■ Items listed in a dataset
--

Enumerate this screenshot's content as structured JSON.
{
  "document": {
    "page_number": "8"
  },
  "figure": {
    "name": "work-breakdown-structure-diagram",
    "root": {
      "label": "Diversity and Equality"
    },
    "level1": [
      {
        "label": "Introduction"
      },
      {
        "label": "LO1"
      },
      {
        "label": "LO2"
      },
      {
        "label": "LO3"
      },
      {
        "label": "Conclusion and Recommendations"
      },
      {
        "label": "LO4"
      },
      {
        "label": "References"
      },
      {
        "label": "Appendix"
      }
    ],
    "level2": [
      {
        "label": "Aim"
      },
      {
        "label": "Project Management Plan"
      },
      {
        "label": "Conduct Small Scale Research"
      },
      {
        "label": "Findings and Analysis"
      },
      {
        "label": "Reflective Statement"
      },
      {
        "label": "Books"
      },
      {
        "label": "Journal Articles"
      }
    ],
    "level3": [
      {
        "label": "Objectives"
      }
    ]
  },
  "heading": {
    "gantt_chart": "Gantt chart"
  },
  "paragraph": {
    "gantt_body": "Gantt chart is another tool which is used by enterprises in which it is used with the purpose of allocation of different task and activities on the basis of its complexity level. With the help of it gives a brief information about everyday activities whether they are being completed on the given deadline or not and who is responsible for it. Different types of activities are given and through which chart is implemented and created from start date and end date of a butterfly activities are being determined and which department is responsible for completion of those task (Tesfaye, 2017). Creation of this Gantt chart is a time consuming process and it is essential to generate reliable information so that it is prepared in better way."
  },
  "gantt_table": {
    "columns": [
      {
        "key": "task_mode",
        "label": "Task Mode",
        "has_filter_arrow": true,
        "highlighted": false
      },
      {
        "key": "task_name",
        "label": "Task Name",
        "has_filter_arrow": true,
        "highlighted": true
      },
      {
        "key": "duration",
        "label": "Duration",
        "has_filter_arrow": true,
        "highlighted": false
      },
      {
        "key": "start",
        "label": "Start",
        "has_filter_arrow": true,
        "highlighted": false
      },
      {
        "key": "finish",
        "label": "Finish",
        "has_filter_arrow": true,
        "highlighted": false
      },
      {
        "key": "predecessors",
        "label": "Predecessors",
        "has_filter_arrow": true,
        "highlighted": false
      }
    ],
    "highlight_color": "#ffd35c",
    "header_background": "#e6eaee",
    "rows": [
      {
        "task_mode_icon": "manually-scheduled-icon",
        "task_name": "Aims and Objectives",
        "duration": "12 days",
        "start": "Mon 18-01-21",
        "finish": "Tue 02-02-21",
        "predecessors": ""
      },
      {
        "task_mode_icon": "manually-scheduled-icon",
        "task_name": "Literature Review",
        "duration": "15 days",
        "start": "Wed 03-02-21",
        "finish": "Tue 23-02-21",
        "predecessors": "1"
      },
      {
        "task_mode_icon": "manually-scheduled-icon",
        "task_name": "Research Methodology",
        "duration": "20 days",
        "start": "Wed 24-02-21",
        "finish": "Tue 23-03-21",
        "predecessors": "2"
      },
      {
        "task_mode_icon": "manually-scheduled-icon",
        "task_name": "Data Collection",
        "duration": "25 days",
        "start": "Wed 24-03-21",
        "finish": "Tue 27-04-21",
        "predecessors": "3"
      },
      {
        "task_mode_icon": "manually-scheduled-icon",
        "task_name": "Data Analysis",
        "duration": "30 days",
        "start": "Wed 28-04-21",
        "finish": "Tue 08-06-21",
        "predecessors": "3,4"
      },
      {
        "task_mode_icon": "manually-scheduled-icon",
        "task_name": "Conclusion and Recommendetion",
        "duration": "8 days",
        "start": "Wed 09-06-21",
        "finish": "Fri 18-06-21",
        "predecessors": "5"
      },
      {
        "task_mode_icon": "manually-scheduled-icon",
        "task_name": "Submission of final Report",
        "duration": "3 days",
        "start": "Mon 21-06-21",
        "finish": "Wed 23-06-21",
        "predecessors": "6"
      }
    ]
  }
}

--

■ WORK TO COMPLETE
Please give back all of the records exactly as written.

■ SOLUTION BELOW
Enumerate this screenshot's content as structured JSON.
{
  "document": {
    "page_number": "8"
  },
  "figure": {
    "name": "work-breakdown-structure-diagram",
    "root": {
      "label": "Diversity and Equality"
    },
    "level1": [
      {
        "label": "Introduction"
      },
      {
        "label": "LO1"
      },
      {
        "label": "LO2"
      },
      {
        "label": "LO3"
      },
      {
        "label": "Conclusion and Recommendations"
      },
      {
        "label": "LO4"
      },
      {
        "label": "References"
      },
      {
        "label": "Appendix"
      }
    ],
    "level2": [
      {
        "label": "Aim"
      },
      {
        "label": "Project Management Plan"
      },
      {
        "label": "Conduct Small Scale Research"
      },
      {
        "label": "Findings and Analysis"
      },
      {
        "label": "Reflective Statement"
      },
      {
        "label": "Books"
      },
      {
        "label": "Journal Articles"
      }
    ],
    "level3": [
      {
        "label": "Objectives"
      }
    ]
  },
  "heading": {
    "gantt_chart": "Gantt chart"
  },
  "paragraph": {
    "gantt_body": "Gantt chart is another tool which is used by enterprises in which it is used with the purpose of allocation of different task and activities on the basis of its complexity level. With the help of it gives a brief information about everyday activities whether they are being completed on the given deadline or not and who is responsible for it. Different types of activities are given and through which chart is implemented and created from start date and end date of a butterfly activities are being determined and which department is responsible for completion of those task (Tesfaye, 2017). Creation of this Gantt chart is a time consuming process and it is essential to generate reliable information so that it is prepared in better way."
  },
  "gantt_table": {
    "columns": [
      {
        "key": "task_mode",
        "label": "Task Mode",
        "has_filter_arrow": true,
        "highlighted": false
      },
      {
        "key": "task_name",
        "label": "Task Name",
        "has_filter_arrow": true,
        "highlighted": true
      },
      {
        "key": "duration",
        "label": "Duration",
        "has_filter_arrow": true,
        "highlighted": false
      },
      {
        "key": "start",
        "label": "Start",
        "has_filter_arrow": true,
        "highlighted": false
      },
      {
        "key": "finish",
        "label": "Finish",
        "has_filter_arrow": true,
        "highlighted": false
      },
      {
        "key": "predecessors",
        "label": "Predecessors",
        "has_filter_arrow": true,
        "highlighted": false
      }
    ],
    "highlight_color": "#ffd35c",
    "header_background": "#e6eaee",
    "rows": [
      {
        "task_mode_icon": "manually-scheduled-icon",
        "task_name": "Aims and Objectives",
        "duration": "12 days",
        "start": "Mon 18-01-21",
        "finish": "Tue 02-02-21",
        "predecessors": ""
      },
      {
        "task_mode_icon": "manually-scheduled-icon",
        "task_name": "Literature Review",
        "duration": "15 days",
        "start": "Wed 03-02-21",
        "finish": "Tue 23-02-21",
        "predecessors": "1"
      },
      {
        "task_mode_icon": "manually-scheduled-icon",
        "task_name": "Research Methodology",
        "duration": "20 days",
        "start": "Wed 24-02-21",
        "finish": "Tue 23-03-21",
        "predecessors": "2"
      },
      {
        "task_mode_icon": "manually-scheduled-icon",
        "task_name": "Data Collection",
        "duration": "25 days",
        "start": "Wed 24-03-21",
        "finish": "Tue 27-04-21",
        "predecessors": "3"
      },
      {
        "task_mode_icon": "manually-scheduled-icon",
        "task_name": "Data Analysis",
        "duration": "30 days",
        "start": "Wed 28-04-21",
        "finish": "Tue 08-06-21",
        "predecessors": "3,4"
      },
      {
        "task_mode_icon": "manually-scheduled-icon",
        "task_name": "Conclusion and Recommendetion",
        "duration": "8 days",
        "start": "Wed 09-06-21",
        "finish": "Fri 18-06-21",
        "predecessors": "5"
      },
      {
        "task_mode_icon": "manually-scheduled-icon",
        "task_name": "Submission of final Report",
        "duration": "3 days",
        "start": "Mon 21-06-21",
        "finish": "Wed 23-06-21",
        "predecessors": "6"
      }
    ]
  }
}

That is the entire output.